** MATERIAL FOR THIS EXERCISE follows **

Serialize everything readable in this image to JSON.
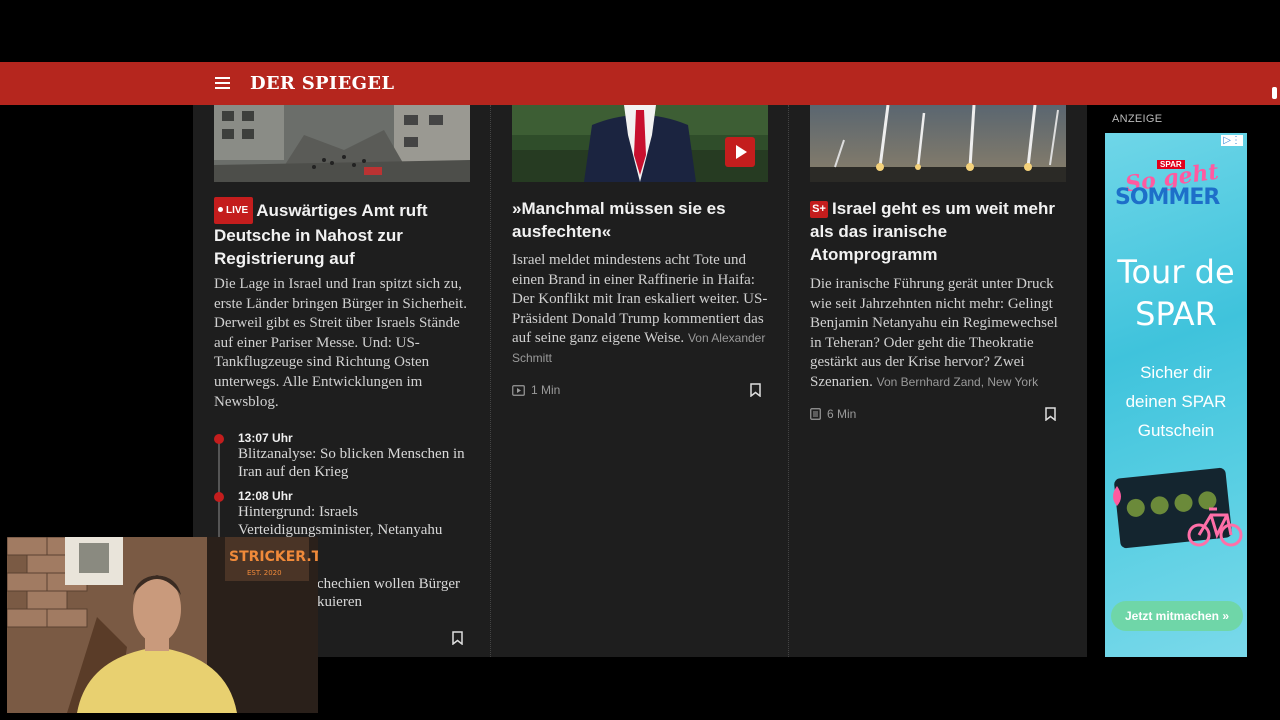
{
  "header": {
    "logo": "DER SPIEGEL"
  },
  "articles": [
    {
      "badge": "LIVE",
      "headline": "Auswärtiges Amt ruft Deutsche in Nahost zur Registrierung auf",
      "teaser": "Die Lage in Israel und Iran spitzt sich zu, erste Länder bringen Bürger in Sicherheit. Derweil gibt es Streit über Israels Stände auf einer Pariser Messe. Und: US-Tankflugzeuge sind Richtung Osten unterwegs. Alle Entwicklungen im Newsblog.",
      "timeline": [
        {
          "time": "13:07 Uhr",
          "text": "Blitzanalyse: So blicken Menschen in Iran auf den Krieg"
        },
        {
          "time": "12:08 Uhr",
          "text": "Hintergrund: Israels Verteidigungsminister, Netanyahu"
        },
        {
          "time": "",
          "text": "chechien wollen Bürger kuieren"
        }
      ]
    },
    {
      "headline": "»Manchmal müssen sie es ausfechten«",
      "teaser": "Israel meldet mindestens acht Tote und einen Brand in einer Raffinerie in Haifa: Der Konflikt mit Iran eskaliert weiter. US-Präsident Donald Trump kommentiert das auf seine ganz eigene Weise.",
      "byline": "Von Alexander Schmitt",
      "duration": "1 Min"
    },
    {
      "badge": "S+",
      "headline": "Israel geht es um weit mehr als das iranische Atomprogramm",
      "teaser": "Die iranische Führung gerät unter Druck wie seit Jahrzehnten nicht mehr: Gelingt Benjamin Netanyahu ein Regimewechsel in Teheran? Oder geht die Theokratie gestärkt aus der Krise hervor? Zwei Szenarien.",
      "byline": "Von Bernhard Zand, New York",
      "duration": "6 Min"
    }
  ],
  "ad": {
    "label": "ANZEIGE",
    "brand_small": "SPAR",
    "line1": "So geht",
    "line2": "SOMMER",
    "tour_line1": "Tour de",
    "tour_line2": "SPAR",
    "sub1": "Sicher dir",
    "sub2": "deinen SPAR",
    "sub3": "Gutschein",
    "cta": "Jetzt mitmachen »"
  },
  "webcam": {
    "sign": "STRICKER.TV",
    "sign_sub": "EST. 2020"
  },
  "colors": {
    "brand_red": "#b5261e",
    "badge_red": "#c41d1d",
    "panel": "#1e1e1e"
  }
}
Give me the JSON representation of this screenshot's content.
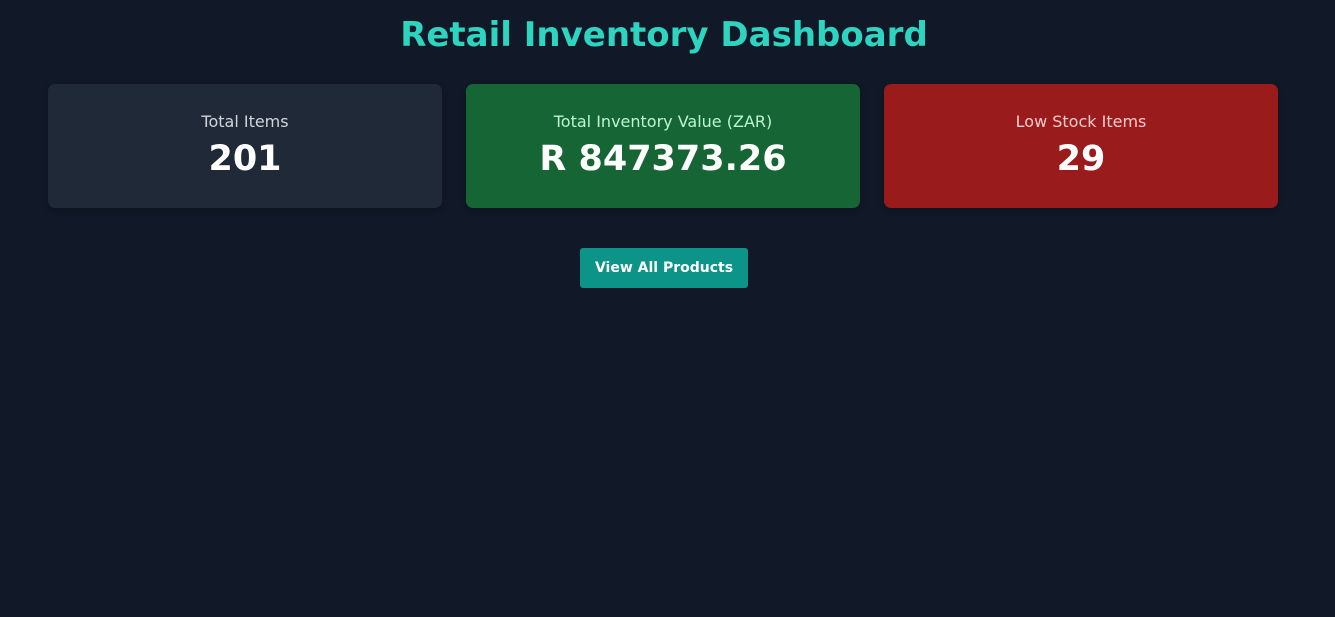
{
  "header": {
    "title": "Retail Inventory Dashboard"
  },
  "stats": {
    "total_items": {
      "label": "Total Items",
      "value": "201"
    },
    "inventory_value": {
      "label": "Total Inventory Value (ZAR)",
      "value": "R 847373.26"
    },
    "low_stock": {
      "label": "Low Stock Items",
      "value": "29"
    }
  },
  "actions": {
    "view_all_label": "View All Products"
  },
  "colors": {
    "background": "#111827",
    "accent": "#2dd4bf",
    "card_neutral": "#1f2937",
    "card_success": "#166534",
    "card_danger": "#991b1b",
    "button": "#0d9488"
  }
}
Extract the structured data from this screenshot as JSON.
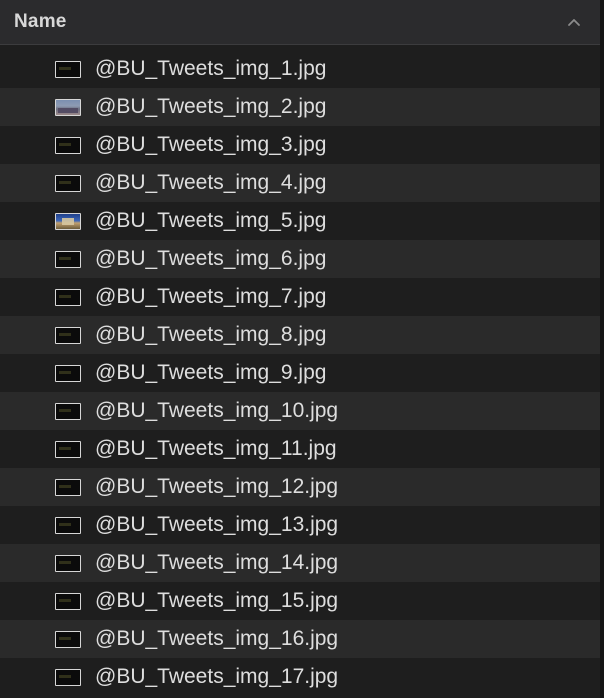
{
  "header": {
    "column_title": "Name",
    "sort_icon": "chevron-up-icon"
  },
  "files": [
    {
      "name": "@BU_Tweets_img_1.jpg",
      "thumb": "dark"
    },
    {
      "name": "@BU_Tweets_img_2.jpg",
      "thumb": "photo-city"
    },
    {
      "name": "@BU_Tweets_img_3.jpg",
      "thumb": "dark"
    },
    {
      "name": "@BU_Tweets_img_4.jpg",
      "thumb": "dark"
    },
    {
      "name": "@BU_Tweets_img_5.jpg",
      "thumb": "photo-building"
    },
    {
      "name": "@BU_Tweets_img_6.jpg",
      "thumb": "dark"
    },
    {
      "name": "@BU_Tweets_img_7.jpg",
      "thumb": "dark"
    },
    {
      "name": "@BU_Tweets_img_8.jpg",
      "thumb": "dark"
    },
    {
      "name": "@BU_Tweets_img_9.jpg",
      "thumb": "dark"
    },
    {
      "name": "@BU_Tweets_img_10.jpg",
      "thumb": "dark"
    },
    {
      "name": "@BU_Tweets_img_11.jpg",
      "thumb": "dark"
    },
    {
      "name": "@BU_Tweets_img_12.jpg",
      "thumb": "dark"
    },
    {
      "name": "@BU_Tweets_img_13.jpg",
      "thumb": "dark"
    },
    {
      "name": "@BU_Tweets_img_14.jpg",
      "thumb": "dark"
    },
    {
      "name": "@BU_Tweets_img_15.jpg",
      "thumb": "dark"
    },
    {
      "name": "@BU_Tweets_img_16.jpg",
      "thumb": "dark"
    },
    {
      "name": "@BU_Tweets_img_17.jpg",
      "thumb": "dark"
    }
  ],
  "colors": {
    "background": "#1e1e1e",
    "row_alt": "#2a2a2a",
    "header_bg": "#2b2b2d",
    "text": "#dedede"
  }
}
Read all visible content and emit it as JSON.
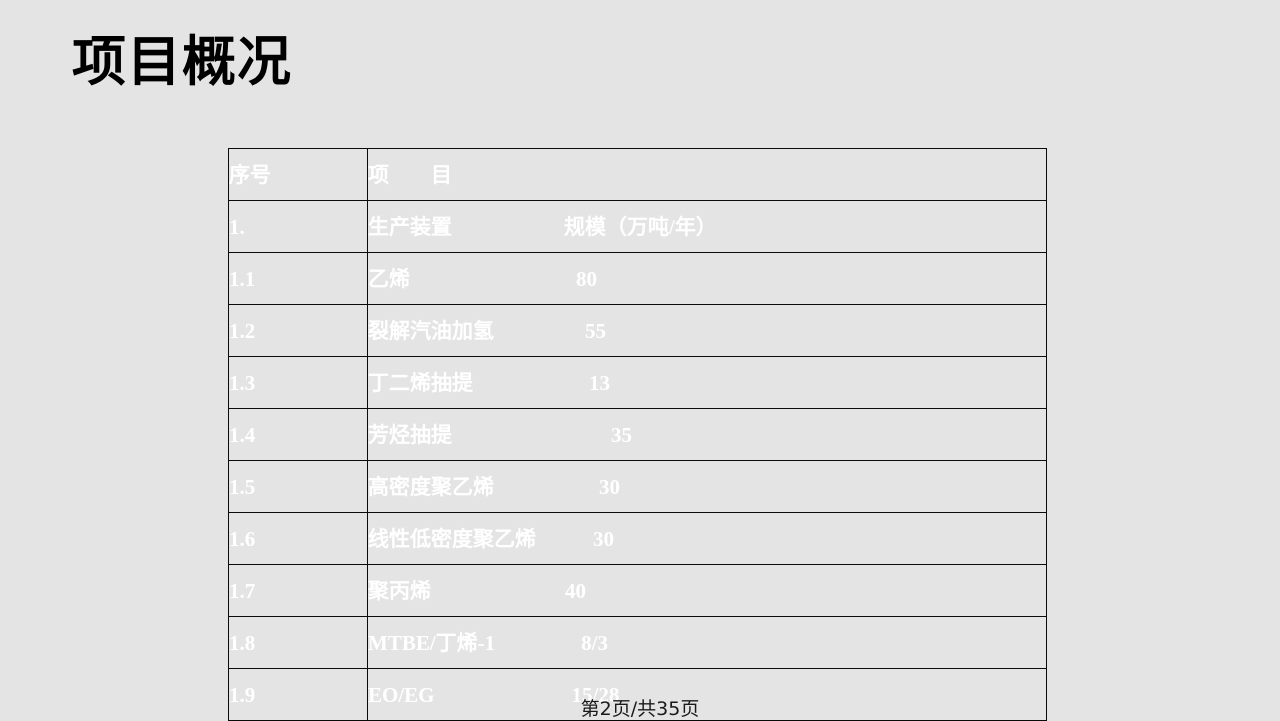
{
  "slide": {
    "title": "项目概况",
    "background_color": "#e4e4e4",
    "footer": "第2页/共35页"
  },
  "table": {
    "columns": [
      "序号",
      "项　　目"
    ],
    "header": {
      "no": "序号",
      "item": "项　　目",
      "value": ""
    },
    "text_color": "#ffffff",
    "border_color": "#0a0a0a",
    "cell_background": "#e4e4e4",
    "highlight_background": "#ffff66",
    "highlight_text_color": "#ec1c80",
    "rows": [
      {
        "no": "1.",
        "item": "生产装置",
        "value": "规模（万吨/年）",
        "highlight": false
      },
      {
        "no": "1.1",
        "item": "乙烯",
        "value": "80",
        "highlight": true
      },
      {
        "no": "1.2",
        "item": "裂解汽油加氢",
        "value": "55",
        "highlight": false
      },
      {
        "no": "1.3",
        "item": "丁二烯抽提",
        "value": "13",
        "highlight": false
      },
      {
        "no": "1.4",
        "item": "芳烃抽提",
        "value": "35",
        "highlight": false
      },
      {
        "no": "1.5",
        "item": "高密度聚乙烯",
        "value": "30",
        "highlight": false
      },
      {
        "no": "1.6",
        "item": "线性低密度聚乙烯",
        "value": "30",
        "highlight": false
      },
      {
        "no": "1.7",
        "item": "聚丙烯",
        "value": "40",
        "highlight": false
      },
      {
        "no": "1.8",
        "item": "MTBE/丁烯-1",
        "value": "8/3",
        "highlight": false
      },
      {
        "no": "1.9",
        "item": "EO/EG",
        "value": "15/28",
        "highlight": false
      }
    ]
  }
}
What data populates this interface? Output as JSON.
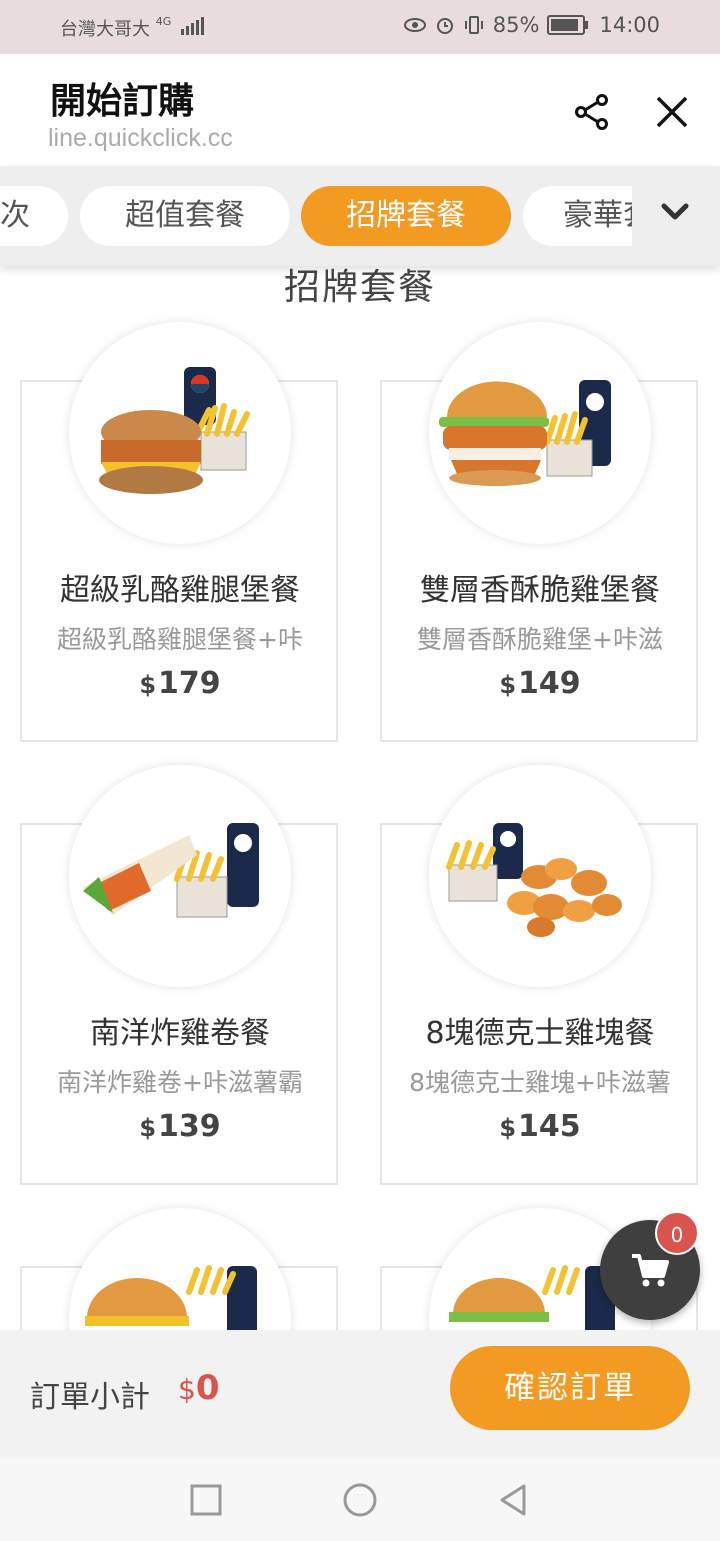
{
  "status_bar": {
    "carrier": "台灣大哥大",
    "network": "4G",
    "battery": "85%",
    "time": "14:00"
  },
  "header": {
    "title": "開始訂購",
    "url": "line.quickclick.cc"
  },
  "tabs": [
    {
      "label": "次",
      "active": false
    },
    {
      "label": "超值套餐",
      "active": false
    },
    {
      "label": "招牌套餐",
      "active": true
    },
    {
      "label": "豪華套餐",
      "active": false
    }
  ],
  "section": {
    "title": "招牌套餐"
  },
  "products": [
    {
      "name": "超級乳酪雞腿堡餐",
      "desc": "超級乳酪雞腿堡餐+咔",
      "currency": "$",
      "price": "179"
    },
    {
      "name": "雙層香酥脆雞堡餐",
      "desc": "雙層香酥脆雞堡+咔滋",
      "currency": "$",
      "price": "149"
    },
    {
      "name": "南洋炸雞卷餐",
      "desc": "南洋炸雞卷+咔滋薯霸",
      "currency": "$",
      "price": "139"
    },
    {
      "name": "8塊德克士雞塊餐",
      "desc": "8塊德克士雞塊+咔滋薯",
      "currency": "$",
      "price": "145"
    }
  ],
  "cart": {
    "count": "0",
    "icon": "cart-icon"
  },
  "order_bar": {
    "subtotal_label": "訂單小計",
    "currency": "$",
    "subtotal": "0",
    "confirm_label": "確認訂單"
  },
  "colors": {
    "accent": "#f39a23",
    "price_red": "#d9534f",
    "cart_dark": "#3f3f3f"
  }
}
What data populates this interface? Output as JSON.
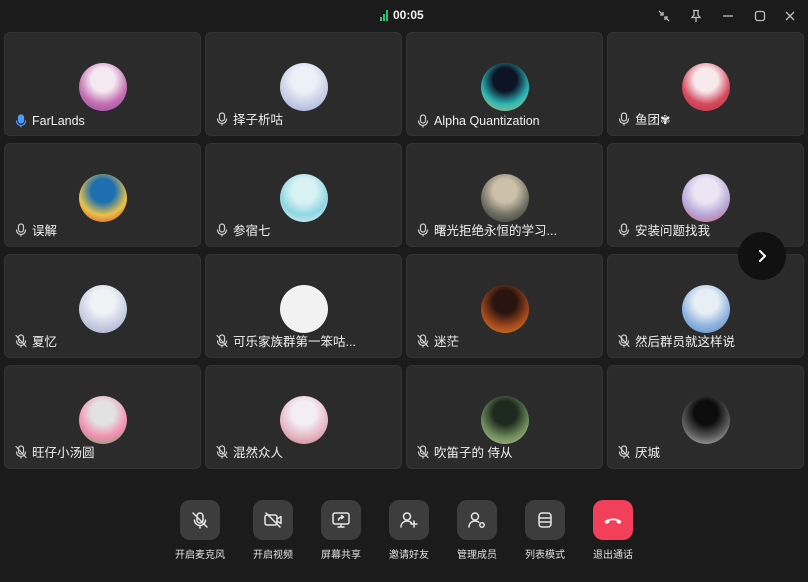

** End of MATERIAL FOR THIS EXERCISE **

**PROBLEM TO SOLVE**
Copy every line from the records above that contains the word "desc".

**FINISHED EXERCISE**
      "desc": "超級乳酪雞腿堡餐+咔",
      "desc": "雙層香酥脆雞堡+咔滋",
      "desc": "南洋炸雞卷+咔滋薯霸",
      "desc": "8塊德克士雞塊+咔滋薯",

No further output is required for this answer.